I actually found some research that claims many people have a subconscious bias against the elderly, with quite stereotyped views that they’re not even aware of. I hoped to debunk a few of those by taking readers through the different life stages of my older character, Lily, in her roles as a lover, a working woman and a mother. Showing her passions, her ambitions and her moral dilemmas. Everything that makes us human and flawed.
How has it been, publishing during a pandemic?
Many readers have asked me what it’s like, bringing out a book about a pandemic during a pandemic. The answer is: strange. Covid 19 has brought the world of The Waiting Rooms much closer than I ever could have imagined.
When I wrote The Waiting Rooms, I wanted to make its world feel close enough to seem possible. Now that many aspects are actually happening for real, it has made the story all the more probable, and that has unnerved everyone, including me!
Obsessive hygiene. Masks and gloves being the norm. Lockdowns and rationing. Bans on large public events and foreign travel. Political scapegoating and censure.

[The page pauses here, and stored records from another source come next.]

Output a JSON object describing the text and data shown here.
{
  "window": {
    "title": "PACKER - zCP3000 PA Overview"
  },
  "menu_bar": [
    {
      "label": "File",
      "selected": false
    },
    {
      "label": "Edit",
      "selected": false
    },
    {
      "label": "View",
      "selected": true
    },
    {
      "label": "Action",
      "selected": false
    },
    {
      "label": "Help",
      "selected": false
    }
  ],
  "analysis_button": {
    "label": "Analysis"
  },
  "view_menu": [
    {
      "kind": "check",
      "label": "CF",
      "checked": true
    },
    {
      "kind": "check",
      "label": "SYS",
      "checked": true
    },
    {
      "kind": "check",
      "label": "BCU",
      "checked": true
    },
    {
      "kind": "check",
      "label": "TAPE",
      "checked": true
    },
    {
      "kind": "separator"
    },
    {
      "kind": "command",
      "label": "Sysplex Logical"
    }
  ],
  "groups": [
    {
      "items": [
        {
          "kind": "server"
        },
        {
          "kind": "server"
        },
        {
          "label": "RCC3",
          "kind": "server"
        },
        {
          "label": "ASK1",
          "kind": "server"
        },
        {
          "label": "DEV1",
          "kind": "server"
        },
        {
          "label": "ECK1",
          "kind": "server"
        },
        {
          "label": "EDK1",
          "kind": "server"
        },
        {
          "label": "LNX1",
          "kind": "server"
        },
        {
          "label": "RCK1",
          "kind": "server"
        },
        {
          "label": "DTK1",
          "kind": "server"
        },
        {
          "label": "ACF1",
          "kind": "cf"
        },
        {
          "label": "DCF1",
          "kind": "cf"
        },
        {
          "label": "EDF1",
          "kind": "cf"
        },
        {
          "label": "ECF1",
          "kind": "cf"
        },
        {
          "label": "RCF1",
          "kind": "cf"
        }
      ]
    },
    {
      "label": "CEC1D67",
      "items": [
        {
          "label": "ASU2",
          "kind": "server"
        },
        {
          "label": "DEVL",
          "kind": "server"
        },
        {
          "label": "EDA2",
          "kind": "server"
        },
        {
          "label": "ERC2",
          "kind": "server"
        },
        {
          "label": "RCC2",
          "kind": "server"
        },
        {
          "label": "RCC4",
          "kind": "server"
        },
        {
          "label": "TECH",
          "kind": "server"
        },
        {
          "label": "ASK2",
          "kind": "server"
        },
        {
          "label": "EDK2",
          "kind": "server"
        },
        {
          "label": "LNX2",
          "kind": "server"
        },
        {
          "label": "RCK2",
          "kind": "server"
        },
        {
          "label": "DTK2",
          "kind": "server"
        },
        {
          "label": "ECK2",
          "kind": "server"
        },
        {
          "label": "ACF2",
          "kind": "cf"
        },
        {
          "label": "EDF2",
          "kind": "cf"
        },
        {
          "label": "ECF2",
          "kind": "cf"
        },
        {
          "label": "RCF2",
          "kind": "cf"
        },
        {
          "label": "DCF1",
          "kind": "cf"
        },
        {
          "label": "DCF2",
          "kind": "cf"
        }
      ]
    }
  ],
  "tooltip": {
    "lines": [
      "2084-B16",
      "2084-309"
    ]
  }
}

For some readers, these similarities have been too close for comfort, and that’s perfectly understandable. For others, I think they have helped give readers distance from, and perspective on the current pandemic. Lockdown has certainly increased the resonance of the book with readers, and heightened concern about drug resistance.

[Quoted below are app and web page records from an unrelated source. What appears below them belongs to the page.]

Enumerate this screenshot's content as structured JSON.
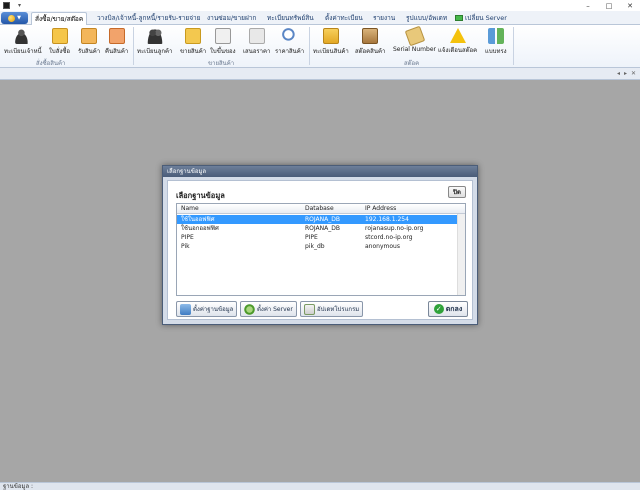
{
  "window": {
    "quick_access_arrow": "▾",
    "minimize": "–",
    "maximize": "□",
    "close": "✕"
  },
  "tabs": [
    {
      "label": "สั่งซื้อ/ขาย/สต๊อค",
      "active": true
    },
    {
      "label": "วางบิล/เจ้าหนี้-ลูกหนี้/รายรับ-รายจ่าย"
    },
    {
      "label": "งานซ่อม/ขายฝาก"
    },
    {
      "label": "ทะเบียนทรัพย์สิน"
    },
    {
      "label": "ตั้งค่าทะเบียน"
    },
    {
      "label": "รายงาน"
    },
    {
      "label": "รูปแบบ/อัพเดท"
    },
    {
      "label": "เปลี่ยน Server"
    }
  ],
  "ribbon": {
    "groups": [
      {
        "label": "สั่งซื้อสินค้า"
      },
      {
        "label": "ขายสินค้า"
      },
      {
        "label": "สต๊อค"
      }
    ],
    "buttons": [
      {
        "label": "ทะเบียนเจ้าหนี้",
        "icon": "users-icon"
      },
      {
        "label": "ใบสั่งซื้อ",
        "icon": "purchase-order-icon"
      },
      {
        "label": "รับสินค้า",
        "icon": "receive-goods-icon"
      },
      {
        "label": "คืนสินค้า",
        "icon": "return-goods-icon"
      },
      {
        "label": "ทะเบียนลูกค้า",
        "icon": "customers-icon"
      },
      {
        "label": "ขายสินค้า",
        "icon": "sell-icon"
      },
      {
        "label": "ใบขึ้นของ",
        "icon": "bill-icon"
      },
      {
        "label": "เสนอราคา",
        "icon": "quotation-icon"
      },
      {
        "label": "ราคาสินค้า",
        "icon": "price-search-icon"
      },
      {
        "label": "ทะเบียนสินค้า",
        "icon": "product-icon"
      },
      {
        "label": "สต๊อคสินค้า",
        "icon": "stock-icon"
      },
      {
        "label": "Serial Number",
        "icon": "serial-icon"
      },
      {
        "label": "แจ้งเตือนสต๊อค",
        "icon": "alert-icon"
      },
      {
        "label": "แบบทรง",
        "icon": "category-icon"
      }
    ]
  },
  "strip": {
    "icons": [
      "◂",
      "▸",
      "✕"
    ]
  },
  "status": {
    "text": "ฐานข้อมูล :"
  },
  "dialog": {
    "title": "เลือกฐานข้อมูล",
    "panel_title": "เลือกฐานข้อมูล",
    "close_label": "ปิด",
    "columns": [
      "Name",
      "Database",
      "IP Address"
    ],
    "rows": [
      {
        "name": "ใช้ในออฟฟิศ",
        "database": "ROJANA_DB",
        "ip": "192.168.1.254",
        "selected": true
      },
      {
        "name": "ใช้นอกออฟฟิศ",
        "database": "ROJANA_DB",
        "ip": "rojanasup.no-ip.org"
      },
      {
        "name": "PIPE",
        "database": "PIPE",
        "ip": "stcord.no-ip.org"
      },
      {
        "name": "Pik",
        "database": "pik_db",
        "ip": "anonymous"
      }
    ],
    "buttons": {
      "db_settings": "ตั้งค่าฐานข้อมูล",
      "server_settings": "ตั้งค่า Server",
      "update_program": "อัปเดทโปรแกรม",
      "ok": "ตกลง"
    }
  }
}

Which is just as well, because unfortunately, the coronavirus pandemic has only exacerbated antibiotic resistance due to the huge numbers of antibiotics being used to treat or prevent secondary infections. Which, as a result, means an antibiotic crisis is looking more likely, unless we act now…
Of course, from a publishing viewpoint, the pandemic has caused chaos, as it has with every other industry. Bookshops being closed, festivals cancelled, book launches and events unable to take place. Authors are at sea in an online ocean that is very, very crowded, particularly for a hitherto unknown debut! And there have been lots of media reports about the enormous number of titles being launched in September, due to publishing schedules all crunching into the autumn.

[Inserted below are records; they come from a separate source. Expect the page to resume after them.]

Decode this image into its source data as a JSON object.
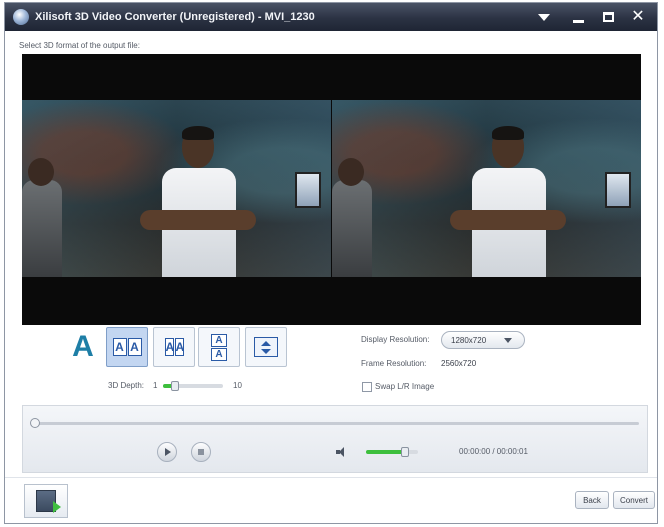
{
  "titlebar": {
    "title": "Xilisoft 3D Video Converter (Unregistered) - MVI_1230"
  },
  "instruction": "Select 3D format of the output file:",
  "modes": [
    {
      "name": "anaglyph",
      "label": "A",
      "active": false
    },
    {
      "name": "side-by-side",
      "label": "AA",
      "active": true
    },
    {
      "name": "side-by-side-half",
      "label": "AA",
      "active": false
    },
    {
      "name": "top-and-bottom",
      "label": "AA",
      "active": false
    },
    {
      "name": "swap",
      "label": "",
      "active": false
    }
  ],
  "depth": {
    "label": "3D Depth:",
    "min": "1",
    "max": "10",
    "value_fraction": 0.2
  },
  "display_resolution": {
    "label": "Display Resolution:",
    "value": "1280x720"
  },
  "frame_resolution": {
    "label": "Frame Resolution:",
    "value": "2560x720"
  },
  "swap_option": {
    "label": "Swap L/R Image",
    "checked": false
  },
  "playback": {
    "time": "00:00:00 / 00:00:01",
    "seek_fraction": 0.0,
    "volume_fraction": 0.75
  },
  "footer": {
    "back_label": "Back",
    "convert_label": "Convert"
  },
  "colors": {
    "titlebar": "#2b3243",
    "accent_green": "#3dbf3d",
    "active_mode": "#c3d6f1"
  }
}
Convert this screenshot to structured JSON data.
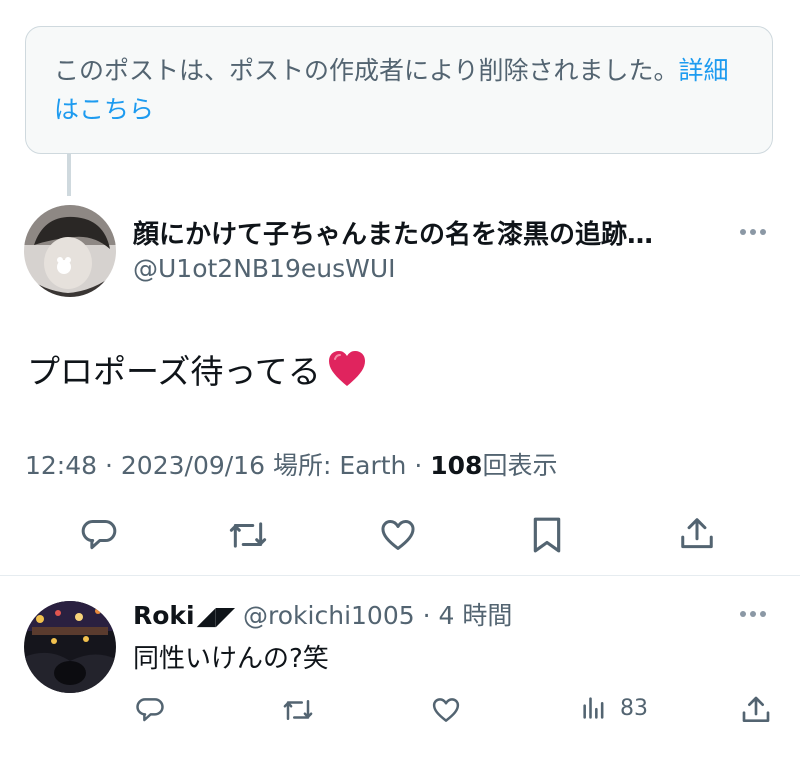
{
  "deleted_notice": {
    "text": "このポストは、ポストの作成者により削除されました。",
    "link": "詳細はこちら"
  },
  "post": {
    "author_name": "顔にかけて子ちゃんまたの名を漆黒の追跡…",
    "author_handle": "@U1ot2NB19eusWUI",
    "text": "プロポーズ待ってる",
    "emoji": "heart",
    "time": "12:48",
    "date": "2023/09/16",
    "location_label": "場所:",
    "location": "Earth",
    "views_count": "108",
    "views_label": "回表示",
    "separator": "·"
  },
  "actions": [
    "reply-icon",
    "repost-icon",
    "like-icon",
    "bookmark-icon",
    "share-icon"
  ],
  "reply": {
    "name": "Roki",
    "name_symbols": "◢◤",
    "handle": "@rokichi1005",
    "separator": "·",
    "time": "4 時間",
    "text": "同性いけんの?笑",
    "views": "83"
  },
  "colors": {
    "accent": "#1d9bf0",
    "secondary_text": "#536471",
    "heart": "#e0245e"
  }
}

Which is why I am so very grateful to all the amazing bloggers out there, like Kelly, who have supported The Waiting Rooms during and after its launch, and also to those readers who have taken the time to write reviews or post pictures and comments on social media: it makes a huge difference!
Bookstore managers have also been wonderful; my local Waterstones gave me my own table when they reopened after the paperback launch in July, and independents have been hugely supportive like Bert’s Books.
Book clubs are just starting up again, too: I did my first distanced one last week and am about to do another this week. I haven’t had a chance to meet many readers in person because of lockdown, so I am only too happy to join book club discussions or local literary festivals either virtually or in person, if and when that is possible!
So please do get in touch via the website or social media if you are interested!
So: what’s next?
Well, I am very much issue-driven. I love to explore thorny dilemmas and how they might impact normal families’ lives. So my next book deals with the complex and fast-moving world of genetics! I have been getting my head around the ethical quandaries posed by some of these new technologies which have the potential to transform our lives, and figuring out the best way to dramatise them.
I’m making good progress and sending out early drafts to some expert readers to review.
So be prepared for another dark, near-future thriller coming to a world near you!
Where can we find out more?
My website has lots of information about the inspiration behind my books, events I’m taking part in, and the latest news on releases: https://www.evesmithauthor.com/
Or you can follow me on social media: @evecsmith on Twitter, evesmithauthor on Instagram and EveSmithAuthor on FB.
For reviews, check out links on my website or Goodreads/Amazon.
Thanks so much for this, Eve! Whatever you write next, whatever the state of the world at that time, I’ll be there to read it!